### Requirement
With nothing added and nothing dropped, write out all of the entries below.

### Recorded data
______
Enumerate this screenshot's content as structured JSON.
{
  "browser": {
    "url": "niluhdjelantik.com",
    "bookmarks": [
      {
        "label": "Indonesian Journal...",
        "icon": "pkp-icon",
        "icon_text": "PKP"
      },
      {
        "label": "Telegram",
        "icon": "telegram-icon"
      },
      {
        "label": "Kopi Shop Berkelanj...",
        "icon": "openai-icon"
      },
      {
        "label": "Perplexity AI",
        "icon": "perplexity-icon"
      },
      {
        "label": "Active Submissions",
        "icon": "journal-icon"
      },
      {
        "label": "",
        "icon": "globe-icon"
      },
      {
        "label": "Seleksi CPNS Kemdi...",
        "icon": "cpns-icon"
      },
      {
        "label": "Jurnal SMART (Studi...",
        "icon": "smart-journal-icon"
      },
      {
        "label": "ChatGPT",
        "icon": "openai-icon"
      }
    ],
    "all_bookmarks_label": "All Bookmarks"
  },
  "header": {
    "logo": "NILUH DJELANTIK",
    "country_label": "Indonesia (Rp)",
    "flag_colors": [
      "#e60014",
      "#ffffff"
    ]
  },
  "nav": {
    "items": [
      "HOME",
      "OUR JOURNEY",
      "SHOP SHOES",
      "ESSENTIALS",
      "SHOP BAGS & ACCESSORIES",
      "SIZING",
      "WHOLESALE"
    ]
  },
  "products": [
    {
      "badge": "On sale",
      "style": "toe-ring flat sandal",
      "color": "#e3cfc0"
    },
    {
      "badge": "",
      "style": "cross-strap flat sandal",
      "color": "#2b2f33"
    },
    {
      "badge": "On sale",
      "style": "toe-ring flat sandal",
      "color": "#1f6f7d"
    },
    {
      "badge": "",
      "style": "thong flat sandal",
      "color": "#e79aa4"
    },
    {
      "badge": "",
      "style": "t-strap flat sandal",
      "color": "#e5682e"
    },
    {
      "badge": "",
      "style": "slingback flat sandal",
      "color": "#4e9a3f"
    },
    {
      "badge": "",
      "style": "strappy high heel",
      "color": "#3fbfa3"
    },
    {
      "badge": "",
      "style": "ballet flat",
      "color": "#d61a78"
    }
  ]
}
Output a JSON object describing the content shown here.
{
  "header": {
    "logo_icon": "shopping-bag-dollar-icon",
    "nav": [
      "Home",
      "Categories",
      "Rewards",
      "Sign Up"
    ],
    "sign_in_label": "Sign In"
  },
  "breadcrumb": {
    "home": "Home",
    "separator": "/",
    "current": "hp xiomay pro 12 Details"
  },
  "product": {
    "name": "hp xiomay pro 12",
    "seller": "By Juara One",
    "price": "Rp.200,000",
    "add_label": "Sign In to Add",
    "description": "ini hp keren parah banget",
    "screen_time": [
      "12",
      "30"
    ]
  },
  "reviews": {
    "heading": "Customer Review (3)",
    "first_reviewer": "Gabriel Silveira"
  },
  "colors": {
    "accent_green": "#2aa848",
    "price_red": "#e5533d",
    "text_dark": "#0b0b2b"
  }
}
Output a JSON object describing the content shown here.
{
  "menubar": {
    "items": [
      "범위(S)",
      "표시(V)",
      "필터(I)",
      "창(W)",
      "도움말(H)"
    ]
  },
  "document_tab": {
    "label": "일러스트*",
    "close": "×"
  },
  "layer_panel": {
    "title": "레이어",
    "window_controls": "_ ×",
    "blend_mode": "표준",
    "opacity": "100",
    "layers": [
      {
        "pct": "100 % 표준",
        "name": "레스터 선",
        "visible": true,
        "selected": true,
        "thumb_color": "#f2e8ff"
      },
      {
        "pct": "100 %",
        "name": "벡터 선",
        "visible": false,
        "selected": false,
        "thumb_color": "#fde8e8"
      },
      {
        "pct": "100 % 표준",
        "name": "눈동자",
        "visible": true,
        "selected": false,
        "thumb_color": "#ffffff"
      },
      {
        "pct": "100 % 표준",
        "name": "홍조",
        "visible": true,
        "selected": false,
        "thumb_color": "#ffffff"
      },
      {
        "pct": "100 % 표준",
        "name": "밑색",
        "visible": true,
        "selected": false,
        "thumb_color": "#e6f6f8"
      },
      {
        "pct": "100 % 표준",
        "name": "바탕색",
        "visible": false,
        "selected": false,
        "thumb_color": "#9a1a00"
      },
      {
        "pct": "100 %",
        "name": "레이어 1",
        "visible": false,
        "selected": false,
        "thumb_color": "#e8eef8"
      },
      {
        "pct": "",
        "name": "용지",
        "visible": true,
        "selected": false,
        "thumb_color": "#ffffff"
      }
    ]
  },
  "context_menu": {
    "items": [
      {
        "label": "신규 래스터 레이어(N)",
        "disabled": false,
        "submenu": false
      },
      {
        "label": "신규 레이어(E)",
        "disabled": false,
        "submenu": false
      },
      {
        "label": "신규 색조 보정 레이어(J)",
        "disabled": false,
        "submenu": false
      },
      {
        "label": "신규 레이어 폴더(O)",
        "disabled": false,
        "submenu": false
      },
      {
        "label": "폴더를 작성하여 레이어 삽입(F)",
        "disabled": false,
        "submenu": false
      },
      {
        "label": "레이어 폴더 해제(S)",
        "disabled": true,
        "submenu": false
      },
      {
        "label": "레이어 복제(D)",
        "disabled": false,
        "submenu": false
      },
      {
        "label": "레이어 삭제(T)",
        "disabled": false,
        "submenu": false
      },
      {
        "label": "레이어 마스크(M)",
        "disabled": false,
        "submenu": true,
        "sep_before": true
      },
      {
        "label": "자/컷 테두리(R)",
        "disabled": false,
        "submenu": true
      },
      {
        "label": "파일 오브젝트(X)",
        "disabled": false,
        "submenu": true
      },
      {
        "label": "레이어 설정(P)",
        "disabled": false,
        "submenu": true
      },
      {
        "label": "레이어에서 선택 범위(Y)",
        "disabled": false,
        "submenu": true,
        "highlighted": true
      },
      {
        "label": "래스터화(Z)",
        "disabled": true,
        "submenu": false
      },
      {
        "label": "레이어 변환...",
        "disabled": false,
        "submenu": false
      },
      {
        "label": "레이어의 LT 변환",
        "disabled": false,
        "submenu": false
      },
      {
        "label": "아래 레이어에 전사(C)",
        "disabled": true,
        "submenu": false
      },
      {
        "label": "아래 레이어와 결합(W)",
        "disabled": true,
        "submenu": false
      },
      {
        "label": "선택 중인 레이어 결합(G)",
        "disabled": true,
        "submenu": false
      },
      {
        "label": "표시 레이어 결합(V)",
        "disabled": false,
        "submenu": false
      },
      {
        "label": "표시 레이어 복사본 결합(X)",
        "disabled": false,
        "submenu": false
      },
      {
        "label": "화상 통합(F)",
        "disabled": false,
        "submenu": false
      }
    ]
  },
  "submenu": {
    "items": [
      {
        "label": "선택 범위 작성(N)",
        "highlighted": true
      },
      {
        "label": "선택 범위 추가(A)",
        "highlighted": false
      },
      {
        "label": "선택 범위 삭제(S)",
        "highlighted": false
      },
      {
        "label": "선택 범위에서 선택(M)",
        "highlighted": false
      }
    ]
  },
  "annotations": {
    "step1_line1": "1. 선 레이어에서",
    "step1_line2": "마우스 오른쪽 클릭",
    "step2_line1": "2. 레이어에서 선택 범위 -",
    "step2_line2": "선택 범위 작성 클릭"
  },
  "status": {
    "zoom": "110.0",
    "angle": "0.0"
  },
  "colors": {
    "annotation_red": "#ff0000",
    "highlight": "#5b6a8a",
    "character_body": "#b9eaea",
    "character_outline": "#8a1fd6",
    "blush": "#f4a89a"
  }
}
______
### Written response
Enumerate this screenshot's content as structured JSON.
{
  "browser": {
    "url": "niluhdjelantik.com",
    "bookmarks": [
      {
        "label": "Indonesian Journal...",
        "icon": "pkp-icon",
        "icon_text": "PKP"
      },
      {
        "label": "Telegram",
        "icon": "telegram-icon"
      },
      {
        "label": "Kopi Shop Berkelanj...",
        "icon": "openai-icon"
      },
      {
        "label": "Perplexity AI",
        "icon": "perplexity-icon"
      },
      {
        "label": "Active Submissions",
        "icon": "journal-icon"
      },
      {
        "label": "",
        "icon": "globe-icon"
      },
      {
        "label": "Seleksi CPNS Kemdi...",
        "icon": "cpns-icon"
      },
      {
        "label": "Jurnal SMART (Studi...",
        "icon": "smart-journal-icon"
      },
      {
        "label": "ChatGPT",
        "icon": "openai-icon"
      }
    ],
    "all_bookmarks_label": "All Bookmarks"
  },
  "header": {
    "logo": "NILUH DJELANTIK",
    "country_label": "Indonesia (Rp)",
    "flag_colors": [
      "#e60014",
      "#ffffff"
    ]
  },
  "nav": {
    "items": [
      "HOME",
      "OUR JOURNEY",
      "SHOP SHOES",
      "ESSENTIALS",
      "SHOP BAGS & ACCESSORIES",
      "SIZING",
      "WHOLESALE"
    ]
  },
  "products": [
    {
      "badge": "On sale",
      "style": "toe-ring flat sandal",
      "color": "#e3cfc0"
    },
    {
      "badge": "",
      "style": "cross-strap flat sandal",
      "color": "#2b2f33"
    },
    {
      "badge": "On sale",
      "style": "toe-ring flat sandal",
      "color": "#1f6f7d"
    },
    {
      "badge": "",
      "style": "thong flat sandal",
      "color": "#e79aa4"
    },
    {
      "badge": "",
      "style": "t-strap flat sandal",
      "color": "#e5682e"
    },
    {
      "badge": "",
      "style": "slingback flat sandal",
      "color": "#4e9a3f"
    },
    {
      "badge": "",
      "style": "strappy high heel",
      "color": "#3fbfa3"
    },
    {
      "badge": "",
      "style": "ballet flat",
      "color": "#d61a78"
    }
  ]
}
Output a JSON object describing the content shown here.
{
  "header": {
    "logo_icon": "shopping-bag-dollar-icon",
    "nav": [
      "Home",
      "Categories",
      "Rewards",
      "Sign Up"
    ],
    "sign_in_label": "Sign In"
  },
  "breadcrumb": {
    "home": "Home",
    "separator": "/",
    "current": "hp xiomay pro 12 Details"
  },
  "product": {
    "name": "hp xiomay pro 12",
    "seller": "By Juara One",
    "price": "Rp.200,000",
    "add_label": "Sign In to Add",
    "description": "ini hp keren parah banget",
    "screen_time": [
      "12",
      "30"
    ]
  },
  "reviews": {
    "heading": "Customer Review (3)",
    "first_reviewer": "Gabriel Silveira"
  },
  "colors": {
    "accent_green": "#2aa848",
    "price_red": "#e5533d",
    "text_dark": "#0b0b2b"
  }
}
Output a JSON object describing the content shown here.
{
  "menubar": {
    "items": [
      "범위(S)",
      "표시(V)",
      "필터(I)",
      "창(W)",
      "도움말(H)"
    ]
  },
  "document_tab": {
    "label": "일러스트*",
    "close": "×"
  },
  "layer_panel": {
    "title": "레이어",
    "window_controls": "_ ×",
    "blend_mode": "표준",
    "opacity": "100",
    "layers": [
      {
        "pct": "100 % 표준",
        "name": "레스터 선",
        "visible": true,
        "selected": true,
        "thumb_color": "#f2e8ff"
      },
      {
        "pct": "100 %",
        "name": "벡터 선",
        "visible": false,
        "selected": false,
        "thumb_color": "#fde8e8"
      },
      {
        "pct": "100 % 표준",
        "name": "눈동자",
        "visible": true,
        "selected": false,
        "thumb_color": "#ffffff"
      },
      {
        "pct": "100 % 표준",
        "name": "홍조",
        "visible": true,
        "selected": false,
        "thumb_color": "#ffffff"
      },
      {
        "pct": "100 % 표준",
        "name": "밑색",
        "visible": true,
        "selected": false,
        "thumb_color": "#e6f6f8"
      },
      {
        "pct": "100 % 표준",
        "name": "바탕색",
        "visible": false,
        "selected": false,
        "thumb_color": "#9a1a00"
      },
      {
        "pct": "100 %",
        "name": "레이어 1",
        "visible": false,
        "selected": false,
        "thumb_color": "#e8eef8"
      },
      {
        "pct": "",
        "name": "용지",
        "visible": true,
        "selected": false,
        "thumb_color": "#ffffff"
      }
    ]
  },
  "context_menu": {
    "items": [
      {
        "label": "신규 래스터 레이어(N)",
        "disabled": false,
        "submenu": false
      },
      {
        "label": "신규 레이어(E)",
        "disabled": false,
        "submenu": false
      },
      {
        "label": "신규 색조 보정 레이어(J)",
        "disabled": false,
        "submenu": false
      },
      {
        "label": "신규 레이어 폴더(O)",
        "disabled": false,
        "submenu": false
      },
      {
        "label": "폴더를 작성하여 레이어 삽입(F)",
        "disabled": false,
        "submenu": false
      },
      {
        "label": "레이어 폴더 해제(S)",
        "disabled": true,
        "submenu": false
      },
      {
        "label": "레이어 복제(D)",
        "disabled": false,
        "submenu": false
      },
      {
        "label": "레이어 삭제(T)",
        "disabled": false,
        "submenu": false
      },
      {
        "label": "레이어 마스크(M)",
        "disabled": false,
        "submenu": true,
        "sep_before": true
      },
      {
        "label": "자/컷 테두리(R)",
        "disabled": false,
        "submenu": true
      },
      {
        "label": "파일 오브젝트(X)",
        "disabled": false,
        "submenu": true
      },
      {
        "label": "레이어 설정(P)",
        "disabled": false,
        "submenu": true
      },
      {
        "label": "레이어에서 선택 범위(Y)",
        "disabled": false,
        "submenu": true,
        "highlighted": true
      },
      {
        "label": "래스터화(Z)",
        "disabled": true,
        "submenu": false
      },
      {
        "label": "레이어 변환...",
        "disabled": false,
        "submenu": false
      },
      {
        "label": "레이어의 LT 변환",
        "disabled": false,
        "submenu": false
      },
      {
        "label": "아래 레이어에 전사(C)",
        "disabled": true,
        "submenu": false
      },
      {
        "label": "아래 레이어와 결합(W)",
        "disabled": true,
        "submenu": false
      },
      {
        "label": "선택 중인 레이어 결합(G)",
        "disabled": true,
        "submenu": false
      },
      {
        "label": "표시 레이어 결합(V)",
        "disabled": false,
        "submenu": false
      },
      {
        "label": "표시 레이어 복사본 결합(X)",
        "disabled": false,
        "submenu": false
      },
      {
        "label": "화상 통합(F)",
        "disabled": false,
        "submenu": false
      }
    ]
  },
  "submenu": {
    "items": [
      {
        "label": "선택 범위 작성(N)",
        "highlighted": true
      },
      {
        "label": "선택 범위 추가(A)",
        "highlighted": false
      },
      {
        "label": "선택 범위 삭제(S)",
        "highlighted": false
      },
      {
        "label": "선택 범위에서 선택(M)",
        "highlighted": false
      }
    ]
  },
  "annotations": {
    "step1_line1": "1. 선 레이어에서",
    "step1_line2": "마우스 오른쪽 클릭",
    "step2_line1": "2. 레이어에서 선택 범위 -",
    "step2_line2": "선택 범위 작성 클릭"
  },
  "status": {
    "zoom": "110.0",
    "angle": "0.0"
  },
  "colors": {
    "annotation_red": "#ff0000",
    "highlight": "#5b6a8a",
    "character_body": "#b9eaea",
    "character_outline": "#8a1fd6",
    "blush": "#f4a89a"
  }
}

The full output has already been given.